The recommended dose for ursodiol treatment of radiolucent gallbladder stones is 8-10 mg/kg/day

given in 2 or 3 divided doses.

Ultrasound images of the gallbladder should be obtained at 6-month intervals for the first year of

ursodiol therapy to monitor gallstone response. If gallstones appear to have dissolved, ursodiol therapy

should be continued and dissolution confirmed on a repeat ultrasound examination within 1-3 months.

Most patients who eventually achieve complete stone dissolution will show partial or complete

dissolution at the first on-treatment reevaluation. If partial stone dissolution is not seen by 12 months of

ursodiol therapy, the likelihood of success is greatly reduced.

Gallstone Prevention

The recommended dosage of ursodiol for gallstone prevention in patients undergoing rapid weight loss

is 600 mg/day (300 mg b.i.d.).

HOW SUPPLIED

Ursodiol Capsules USP, 300 mg are opaque white capsules imprinted WATSON on one half and 3159

on the other half of the capsule in black.

Bottles of

NDC 54868-

5033-1

Bottles of

NDC 54868-

5033-0

Store at 25°C (77°F); excursions permitted to 15°-30°C (59°-86°F).

Dispense in a tight container (USP).
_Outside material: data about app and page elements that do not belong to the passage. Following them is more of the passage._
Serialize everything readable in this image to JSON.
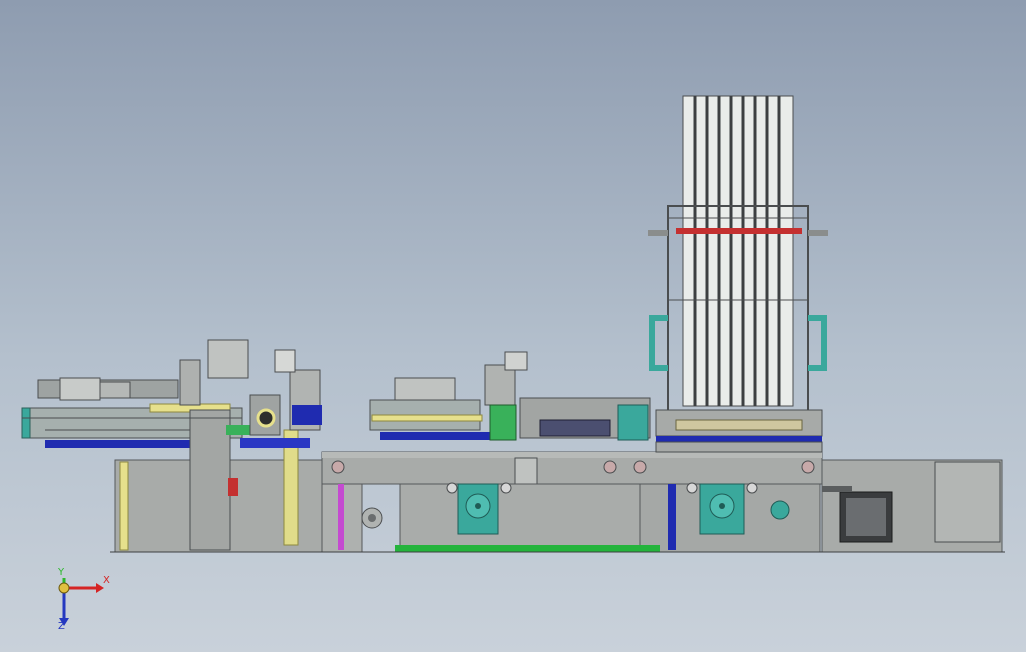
{
  "viewport": {
    "background_top": "#8e9cb0",
    "background_bottom": "#c9d1da"
  },
  "colors": {
    "frame": "#a9acaa",
    "frame_dark": "#5a5d5e",
    "accent_blue": "#1f2bb0",
    "accent_yellow": "#e6e08c",
    "accent_teal": "#43a59c",
    "accent_green": "#24b43c",
    "accent_red": "#c43030",
    "axis_x": "#d52424",
    "axis_y": "#2cb82c",
    "axis_z": "#2438c0"
  },
  "triad": {
    "x_label": "X",
    "y_label": "Y",
    "z_label": "Z"
  }
}
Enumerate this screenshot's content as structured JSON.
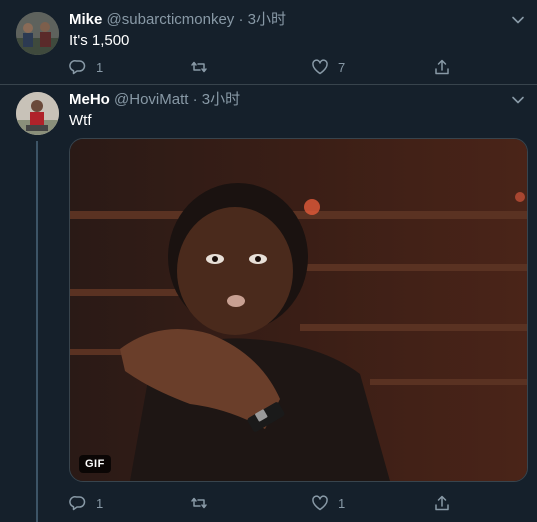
{
  "tweets": [
    {
      "name": "Mike",
      "handle": "@subarcticmonkey",
      "separator": "·",
      "time": "3小时",
      "text": "It's 1,500",
      "replies": "1",
      "retweets": "",
      "likes": "7"
    },
    {
      "name": "MeHo",
      "handle": "@HoviMatt",
      "separator": "·",
      "time": "3小时",
      "text": "Wtf",
      "media_badge": "GIF",
      "replies": "1",
      "retweets": "",
      "likes": "1"
    }
  ],
  "colors": {
    "background": "#15202b",
    "secondary_text": "#8899a6",
    "divider": "#38444d"
  },
  "icons": [
    "caret-down-icon",
    "reply-icon",
    "retweet-icon",
    "like-icon",
    "share-icon"
  ]
}
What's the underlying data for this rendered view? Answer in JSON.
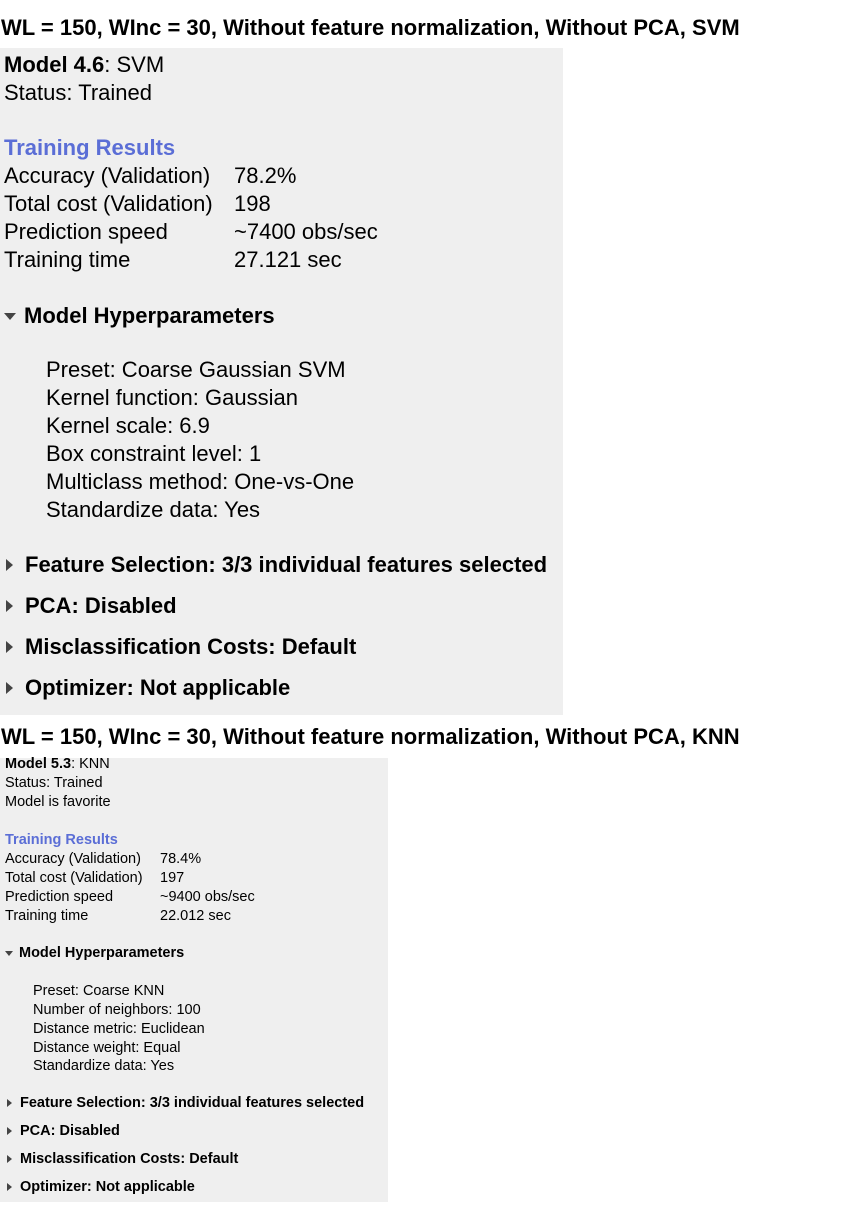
{
  "blocks": [
    {
      "section_title": "WL = 150, WInc = 30, Without feature normalization, Without PCA, SVM",
      "model_id": "Model 4.6",
      "model_type": ": SVM",
      "status": "Status: Trained",
      "favorite": "",
      "training_results_heading": "Training Results",
      "metrics": [
        {
          "label": "Accuracy (Validation)",
          "value": "78.2%"
        },
        {
          "label": "Total cost (Validation)",
          "value": "198"
        },
        {
          "label": "Prediction speed",
          "value": "~7400 obs/sec"
        },
        {
          "label": "Training time",
          "value": "27.121 sec"
        }
      ],
      "hyperparameters_heading": "Model Hyperparameters",
      "hyperparameters": [
        "Preset: Coarse Gaussian SVM",
        "Kernel function: Gaussian",
        "Kernel scale: 6.9",
        "Box constraint level: 1",
        "Multiclass method: One-vs-One",
        "Standardize data: Yes"
      ],
      "collapsed_sections": [
        "Feature Selection: 3/3 individual features selected",
        "PCA: Disabled",
        "Misclassification Costs: Default",
        "Optimizer: Not applicable"
      ]
    },
    {
      "section_title": "WL = 150, WInc = 30, Without feature normalization, Without PCA, KNN",
      "model_id": "Model 5.3",
      "model_type": ": KNN",
      "status": "Status: Trained",
      "favorite": "Model is favorite",
      "training_results_heading": "Training Results",
      "metrics": [
        {
          "label": "Accuracy (Validation)",
          "value": "78.4%"
        },
        {
          "label": "Total cost (Validation)",
          "value": "197"
        },
        {
          "label": "Prediction speed",
          "value": "~9400 obs/sec"
        },
        {
          "label": "Training time",
          "value": "22.012 sec"
        }
      ],
      "hyperparameters_heading": "Model Hyperparameters",
      "hyperparameters": [
        "Preset: Coarse KNN",
        "Number of neighbors: 100",
        "Distance metric: Euclidean",
        "Distance weight: Equal",
        "Standardize data: Yes"
      ],
      "collapsed_sections": [
        "Feature Selection: 3/3 individual features selected",
        "PCA: Disabled",
        "Misclassification Costs: Default",
        "Optimizer: Not applicable"
      ]
    }
  ],
  "colors": {
    "accent": "#5b6ed6",
    "panel_bg": "#efefef"
  },
  "icons": {
    "expanded": "triangle-down-icon",
    "collapsed": "triangle-right-icon"
  }
}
Rx only

Keep out of reach of children.

Manufactured By:

Watson Pharma Private Limited

Verna, Salcette Goa 403 722 INDIA

Distributed By:
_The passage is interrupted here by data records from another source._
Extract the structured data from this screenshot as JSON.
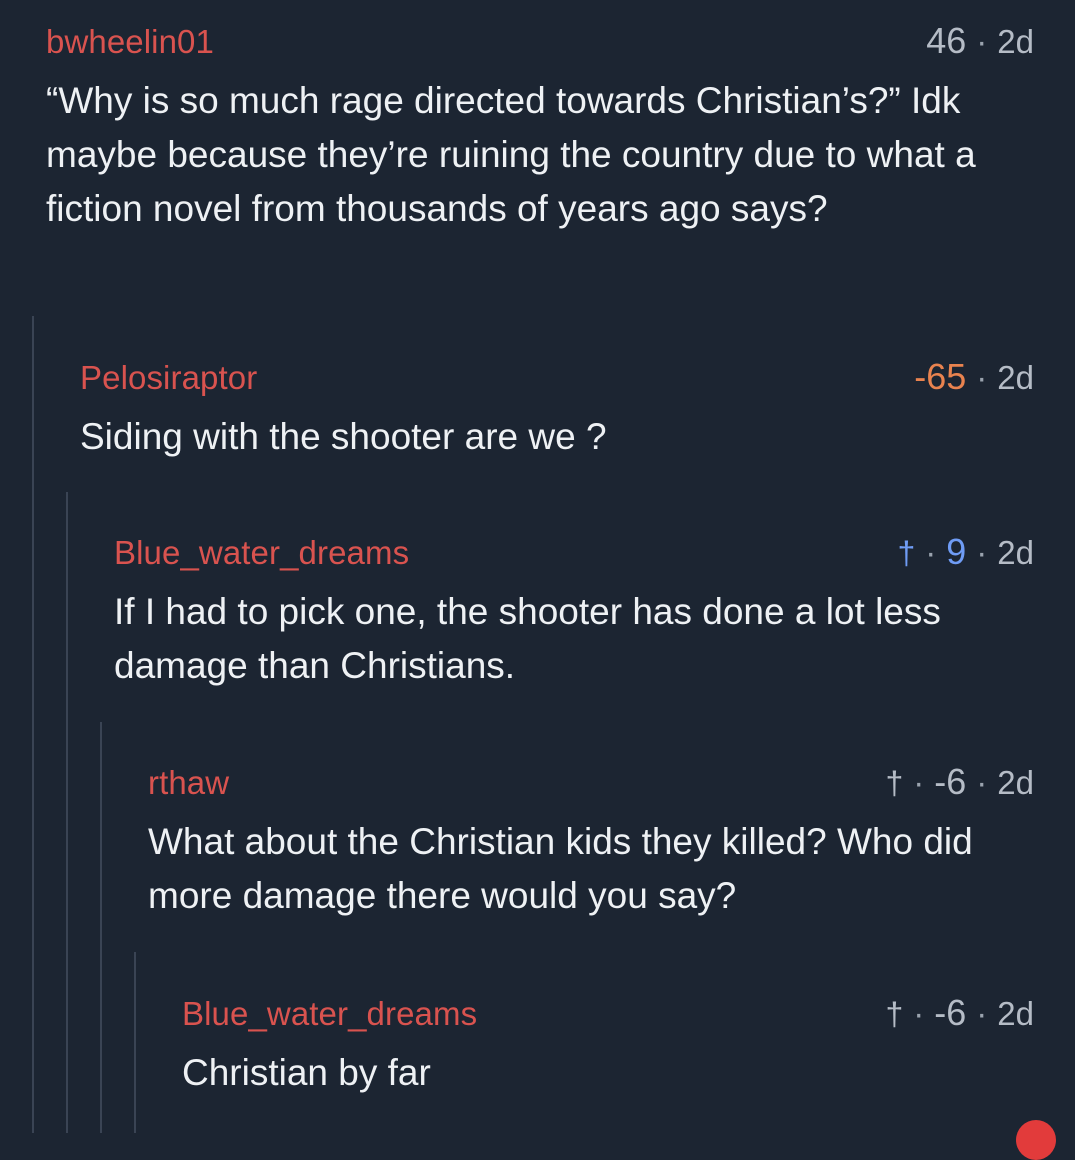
{
  "comments": [
    {
      "username": "bwheelin01",
      "score": "46",
      "age": "2d",
      "separator": "·",
      "body": "“Why is so much rage directed towards Christian’s?” Idk maybe because they’re ruining the country due to what a fiction novel from thousands of years ago says?"
    },
    {
      "username": "Pelosiraptor",
      "score": "-65",
      "age": "2d",
      "separator": "·",
      "body": "Siding with the shooter are we ?"
    },
    {
      "username": "Blue_water_dreams",
      "vote_icon": "†",
      "score": "9",
      "age": "2d",
      "separator": "·",
      "body": "If I had to pick one, the shooter has done a lot less damage than Christians."
    },
    {
      "username": "rthaw",
      "vote_icon": "†",
      "score": "-6",
      "age": "2d",
      "separator": "·",
      "body": "What about the Christian kids they killed? Who did more damage there would you say?"
    },
    {
      "username": "Blue_water_dreams",
      "vote_icon": "†",
      "score": "-6",
      "age": "2d",
      "separator": "·",
      "body": "Christian by far"
    }
  ],
  "colors": {
    "background": "#1c2532",
    "username": "#d9534f",
    "negative_score": "#e9834f",
    "upvoted": "#6f9cf5",
    "thread_line": "#3a4454",
    "notification_dot": "#e23b3b"
  }
}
Watson Pharma, Inc.

Corona, CA 92880 USA

Revised: March 2009

174784

S0309

Relabeling and Repackaging by:

Physicians Total Care, Inc.

Tulsa, Oklahoma 74146

PRINCIPAL DISPLAY PANEL

URSODIOL

ursodiol capsule

Product Information

Product T ype

HUMAN PRESCRIPTION DRUG

Ite m Code (Source )

NDC:548 6 8 -50 33(NDC:0 59 1-3159 )

Route of Administration

ORAL

Active Ingredient/Active Moiety

Ingredient Name

Basis of Strength

Stre ng th

URSO DIO L (UNII: 724L30 Y2QR) (URSODIOL - UNII:724L30 Y2QR)

URSODIOL

30 0 mg

Inactive Ingredients

Ingredient Name

Stre ng th

SILICO N DIO XIDE (UNII: ETJ7Z6 XBU4)

FERRIC O XIDE RED (UNII: 1K0 9 F3G6 75)

GELATIN (UNII: 2G8 6 QN327L)

MAGNESIUM STEARATE (UNII: 70 0 9 7M6 I30 )

STARCH, CO RN (UNII: O8 232NY3SJ)

FERRO SO FERRIC O XIDE (UNII: XM0 M8 7F357)

Product Characteristics

Color

WHITE (o paque white)

S core

no sco re

S hap e

CAPSULE

S iz e

22mm

Flavor

Imprint Code

WATSON;3159

Contains

Packag ing

#

Item Code

Package Description

Marketing Start Date

Marketing End Date

1

NDC:548 6 8 -50 33-0

10 0 in 1 BOTTLE

2

NDC:548 6 8 -50 33-1

30 in 1 BOTTLE

Physicians Total Care, Inc.

Marketing Information

Marke ting Cate gory

Application Numbe r or Monograph Citation

Marke ting Start Date

Marke ting End Date

NDA AUTHORIZED GENERIC

NDA0 19 59 4

0 3/29 /20 0 4

Labeler -

Physicians T otal Care, Inc. (194123980)

Establishment

Name

Ad d re s s

ID/FEI

Busine ss Ope rations

Physicians To tal Care, Inc.

19 41239 8 0

relabel, repack

Revised: 4/2012

Similar products

Search alerts related to this product

Share this information